OUTPUTS: This research effort focuses on better understanding the fate of a genetically engineered microorganism released into a soil ecosystem 13 years ago. This microorganism, Pseudomonas fluorescens HK44, was originally released as a bioreporter to monitor the remediation of oil contaminated soil in large-scale contained lysimeters. Outputs of this project so far include a fully sequenced HK44 genome that is still undergoing annotation to better understand its bioremediative potential and for optimal selection of gene signatures for probing within the soil environment. Samples from the soil lysimeter ecosystems have been gathered and processed for viable cell count numbers. Although HK44 has not yet been directly revived from the soil, gene signatures indicating its presence or its evolutionary transfer to other soil microbiota have been discovered by PCR analysis and plaque hybridization assays. Thus, preliminary data indicate that after 13 years residency, nucleic acid originally derived from strain HK44 is still present within the soil. Project highlights continue to be addressed on the University of Tennessee Center for Environmental Biotechnology webpage (www.ceb.utk.edu), laboratory meetings, and departmental seminars. Four undergraduate students and a high school student were mentored during the first year of this project. Results were presented at the annual meeting of the American Society for Microbiology in San Diego in May of 2010. Products include the genome sequence of strain HK44 which will soon be deposited in GenBank along with a peer-reviewed publication. PARTICIPANTS: Project participants include Drs. Steven Ripp (PI), Alice Layton (co-PI), and Gary S. Sayler (co-PI) from the University of Tennessee Center for Environmental Biotechnology. Mr. Dan Williams is assisting as a research technician. Four undergraduate students are participating as part of their independent study projects or via internships (Abby Smart, Danna Sharp, Robert Crossley, Ruth Hahn). One high school student (Peter Zhao) additionally participated as a summer intern. Training opportunities center on the inclusion of undergraduate and high school students in the project, all of whom are required to present at lab meetings and regional conferences. TARGET AUDIENCES: This research effort targets the biological risk assessment community by establishing heretofore unknown long-term survival rates of environmentally released genetically engineered microorganisms. The application of this knowledge can be applied towards agricultural, food, bioenergy/biofuels, and other biotechnology activities for risk assessment modeling. The genome sequence of the HK44 microorganism also targets audiences interested in evolutionary gene transfer and metabolic pathway modeling. PROJECT MODIFICATIONS: The lysimeter field site is located within the confines of the Oak Ridge National Laboratory. Gaining access to the secure site and executing proper health and safety directives took longer than estimated and thus initiation of the project was delayed for approximately six months. We have therefore requested a one year no-cost extension to fully complete the project.

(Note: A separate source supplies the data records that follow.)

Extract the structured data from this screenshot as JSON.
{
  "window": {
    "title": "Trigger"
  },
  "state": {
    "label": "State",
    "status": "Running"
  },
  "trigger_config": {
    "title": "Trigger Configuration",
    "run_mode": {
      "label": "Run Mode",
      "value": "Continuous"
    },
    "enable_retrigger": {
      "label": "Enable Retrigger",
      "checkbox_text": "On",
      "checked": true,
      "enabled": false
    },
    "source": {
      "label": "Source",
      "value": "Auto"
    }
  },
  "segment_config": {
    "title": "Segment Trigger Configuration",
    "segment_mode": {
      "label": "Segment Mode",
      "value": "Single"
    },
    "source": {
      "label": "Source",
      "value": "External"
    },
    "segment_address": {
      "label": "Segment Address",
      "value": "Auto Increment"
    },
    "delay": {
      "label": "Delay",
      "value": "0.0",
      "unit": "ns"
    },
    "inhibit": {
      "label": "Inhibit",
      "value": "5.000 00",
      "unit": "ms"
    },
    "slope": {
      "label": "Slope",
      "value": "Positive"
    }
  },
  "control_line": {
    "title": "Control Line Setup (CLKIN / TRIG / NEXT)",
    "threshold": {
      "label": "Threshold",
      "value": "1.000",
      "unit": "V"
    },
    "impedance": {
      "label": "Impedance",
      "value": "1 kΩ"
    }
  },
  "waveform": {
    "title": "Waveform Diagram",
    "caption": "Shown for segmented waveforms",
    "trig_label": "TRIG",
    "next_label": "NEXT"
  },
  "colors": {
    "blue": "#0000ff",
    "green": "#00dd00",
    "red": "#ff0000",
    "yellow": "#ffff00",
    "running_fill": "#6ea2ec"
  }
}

Impacts
The sequencing and annotation of the P. fluorescens HK44 genome and the discovery of DNA signatures linked to strain HK44 in the lysimeter soils represents a change in knowledge significant enough to each warrant a publication. Both manuscripts are in preparation. A change in action was implemented upon elucidation of the HK44 genome since it was then used to optimally track HK44 gene signatures in lysimeter soils.

Publications

  • Layton, A., S. Ripp, J. Sanseverino, and G. Sayler. 2010. Genome sequence analysis of the naphthalene bioluminescent bioreporter Pseudomonas fluorescens HK44, American Society for Microbiology Annual Meeting, San Diego, CA., May 2010.
  • Ripp, S., M. L. DiClaudio, and G. S. Sayler. 2010. Biosensors as environmental monitors, p. 213-233. In R. Mitchell and J. D. Gu (ed.), Environmental Microbiology, 2nd ed. Wiley-Blackwell, Hoboken, New Jersey.